‘Authoritative figure’ without name lacks credibility

Is President Xi Jinping the "authoritative figure" who speaks on China's economy in a People's Daily article?

By Chan King-cheung –

As the Chinese economy entered a stage of “new normal,” there is a need for the central government to give detailed explanation, raise arguments and set the tone and stance on various new phenomenon emerged in the course of major economic transformation. On Monday, the official People’s Daily published an article in the form of an interview with an “authoritative figure”, which gives answers to a series of questions concerning the nation’s economy. The anonymous person said: “In a certain period of time, the Chinese economy will run on a L-shape trajectory.” Under a L-shape pattern, the economy will grow at a lower pace, and it will last for a period of time.

This is the third time within a year that an “authoritative figure” has appeared on the front page of the People’s Daily, giving an account of China’s economic situation. On May 25, 2015, the newspaper carried a report headlined “Five questions about the Chinese economy”. On January 4, 2016, an authoritative figure was quoted in an article headlined “Seven questions about the supply-side structural reform.” This week’s article carries a headline: “Question about the overall economic situation in the first quarter”.

Political observers are keen to ask who the “authoritative figure” is? How “authoritative” is his or her comment? Any “authoritative figure” being interviewed in a front page story on the People’s Daily is indeed no small potato. The figure may be an individual, or a team. The merits of giving comment in the name of an “authoritative figure” is that the “figure” can speak more freely and explicitly. The most eye-catching comments made by the authoritative figure in Monday’s article concerned about the stock, foreign exchange and property markets. The authoritative figure said: “We affirm clearly the policy direction of the stock, foreign exchange and property markets. They should be back to their own respective functions and positioning. (We should) respect their own rules of development respectively, not to treat it as a tool to guarantee economic growth.”
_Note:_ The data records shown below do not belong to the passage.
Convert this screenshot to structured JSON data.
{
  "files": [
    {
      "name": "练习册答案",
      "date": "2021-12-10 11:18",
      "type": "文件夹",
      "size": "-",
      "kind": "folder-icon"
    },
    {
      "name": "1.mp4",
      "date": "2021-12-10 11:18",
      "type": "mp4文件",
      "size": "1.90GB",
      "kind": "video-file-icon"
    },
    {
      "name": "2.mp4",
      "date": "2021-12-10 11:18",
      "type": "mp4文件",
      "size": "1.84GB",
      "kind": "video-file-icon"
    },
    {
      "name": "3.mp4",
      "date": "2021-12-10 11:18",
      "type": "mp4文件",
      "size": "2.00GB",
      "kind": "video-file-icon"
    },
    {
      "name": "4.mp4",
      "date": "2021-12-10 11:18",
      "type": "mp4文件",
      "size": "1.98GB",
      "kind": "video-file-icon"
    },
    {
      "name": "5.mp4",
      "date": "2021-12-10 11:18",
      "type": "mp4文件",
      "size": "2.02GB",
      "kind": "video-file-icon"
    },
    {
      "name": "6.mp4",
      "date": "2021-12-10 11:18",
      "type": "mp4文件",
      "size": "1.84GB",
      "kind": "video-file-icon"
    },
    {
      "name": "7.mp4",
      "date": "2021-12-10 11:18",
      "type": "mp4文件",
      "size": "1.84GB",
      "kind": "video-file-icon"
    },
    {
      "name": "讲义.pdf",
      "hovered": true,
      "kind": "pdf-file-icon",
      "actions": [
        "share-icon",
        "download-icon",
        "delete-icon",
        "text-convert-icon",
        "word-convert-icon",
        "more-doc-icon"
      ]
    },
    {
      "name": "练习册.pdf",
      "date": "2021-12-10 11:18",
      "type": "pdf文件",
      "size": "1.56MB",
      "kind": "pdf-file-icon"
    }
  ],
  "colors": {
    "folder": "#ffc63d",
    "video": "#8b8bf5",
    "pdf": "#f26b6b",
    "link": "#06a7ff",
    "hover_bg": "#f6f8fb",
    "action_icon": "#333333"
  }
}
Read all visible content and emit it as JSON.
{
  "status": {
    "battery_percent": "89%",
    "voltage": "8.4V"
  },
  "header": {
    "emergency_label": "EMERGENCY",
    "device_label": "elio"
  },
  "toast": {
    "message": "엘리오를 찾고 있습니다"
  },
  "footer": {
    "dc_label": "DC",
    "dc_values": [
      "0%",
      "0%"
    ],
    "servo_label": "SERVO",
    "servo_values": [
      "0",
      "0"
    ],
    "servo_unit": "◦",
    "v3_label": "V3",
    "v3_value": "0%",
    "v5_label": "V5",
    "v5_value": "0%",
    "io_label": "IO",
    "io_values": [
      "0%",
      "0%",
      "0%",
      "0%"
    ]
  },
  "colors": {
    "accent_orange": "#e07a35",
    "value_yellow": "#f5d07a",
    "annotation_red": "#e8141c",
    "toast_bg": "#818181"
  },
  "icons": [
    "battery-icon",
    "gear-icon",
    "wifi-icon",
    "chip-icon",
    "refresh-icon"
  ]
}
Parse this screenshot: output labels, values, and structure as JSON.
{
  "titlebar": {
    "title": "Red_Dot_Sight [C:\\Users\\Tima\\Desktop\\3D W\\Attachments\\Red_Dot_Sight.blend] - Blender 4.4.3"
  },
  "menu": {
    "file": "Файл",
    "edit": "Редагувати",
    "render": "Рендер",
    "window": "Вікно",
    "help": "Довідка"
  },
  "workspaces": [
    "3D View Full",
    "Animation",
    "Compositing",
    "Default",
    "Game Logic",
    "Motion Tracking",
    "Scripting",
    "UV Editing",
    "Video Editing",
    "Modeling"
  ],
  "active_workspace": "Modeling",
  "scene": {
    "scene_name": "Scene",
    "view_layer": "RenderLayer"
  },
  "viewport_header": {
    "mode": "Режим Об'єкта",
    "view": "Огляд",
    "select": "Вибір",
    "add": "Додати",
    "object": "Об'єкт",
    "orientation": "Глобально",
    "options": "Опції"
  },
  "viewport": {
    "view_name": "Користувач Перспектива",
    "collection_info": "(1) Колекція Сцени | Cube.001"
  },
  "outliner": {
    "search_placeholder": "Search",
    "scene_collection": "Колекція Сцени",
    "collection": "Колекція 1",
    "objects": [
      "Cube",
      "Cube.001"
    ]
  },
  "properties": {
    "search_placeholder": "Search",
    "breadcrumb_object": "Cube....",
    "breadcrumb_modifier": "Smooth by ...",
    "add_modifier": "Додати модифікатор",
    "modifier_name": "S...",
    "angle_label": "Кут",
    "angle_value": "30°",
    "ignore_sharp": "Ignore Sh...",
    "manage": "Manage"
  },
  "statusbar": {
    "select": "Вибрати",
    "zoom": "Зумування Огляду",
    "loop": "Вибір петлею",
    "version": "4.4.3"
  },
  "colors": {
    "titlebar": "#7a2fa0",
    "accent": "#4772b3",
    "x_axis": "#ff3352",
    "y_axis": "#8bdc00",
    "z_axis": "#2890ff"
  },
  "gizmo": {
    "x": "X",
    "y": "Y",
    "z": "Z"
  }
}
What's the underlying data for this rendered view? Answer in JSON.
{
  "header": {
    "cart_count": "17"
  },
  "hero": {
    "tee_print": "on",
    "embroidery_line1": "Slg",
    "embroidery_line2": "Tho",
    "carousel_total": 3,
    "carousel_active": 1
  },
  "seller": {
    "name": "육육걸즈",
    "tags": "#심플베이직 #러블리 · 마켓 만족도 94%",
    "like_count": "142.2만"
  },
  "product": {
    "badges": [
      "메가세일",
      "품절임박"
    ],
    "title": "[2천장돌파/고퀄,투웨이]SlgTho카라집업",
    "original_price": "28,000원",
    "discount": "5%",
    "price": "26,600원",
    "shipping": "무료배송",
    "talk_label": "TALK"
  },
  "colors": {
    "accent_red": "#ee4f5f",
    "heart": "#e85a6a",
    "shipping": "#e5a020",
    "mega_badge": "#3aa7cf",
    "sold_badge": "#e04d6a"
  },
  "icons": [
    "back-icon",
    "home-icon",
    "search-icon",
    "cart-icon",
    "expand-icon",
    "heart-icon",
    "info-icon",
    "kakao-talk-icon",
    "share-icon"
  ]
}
It will not be possible for any government officials to make such straightforward and direct comment if their names are named. By stressing the “respective functions and rules of development”, the authoritative figure has indirectly ruled out stimulus measures to prop up the bourse, foreign exchange and property markets in order to boost the overall economy.

Speculation over stimulus measures rife

For a period of time recently, speculation has been rife that the mainland authorities will relax restrictions over the purchase of the second flat by home buyers. In the stock market, there have been rumours that the authorities would “create a bull market” artificially. There have also been sharp fluctuations in the foreign exchange market. Underlying the abnormal phenomenon in the markets is the game plan of some people seeking to boost the domestic market through speculative activities in the markets. But the result has always been the same. It has created more serious after-effects without bringing about positive stimulating effect on the economy. The views of the “authoritative figure” are aimed to correct the wrong and to slam the market speculation recently.

It is better for the Chinese government to explain the official policies through the mouth of officials, not “authoritative figure.” The Chinese authorities have given some important views through commentary articles in the People’s Daily in the past. They include the argument that bull stock market is conducive to economic growth and the view that the exchange rate of renminbi should not be overly low. The ambivalent identity of the commentaries made it difficult for people to ascertain the government’s policy intention. It is the responsibility of senior officials to explain policies and manage expectation. That should be done by officials in their official capacity. To float policy ideas through “authoritative figure” cannot be a good idea in the long-term.

Chan King-cheung is a veteran journalist. He writes on political and economic issues in Hong Kong and China. This article was translated from his regular column in the Chinese-language Ming Pao.

Photo: Picture taken from Chinese government’s official website


Be the first to comment on "‘Authoritative figure’ without name lacks credibility"

Leave a comment

Your email address will not be published.


Seo wordpress plugin by www.seowizard.org.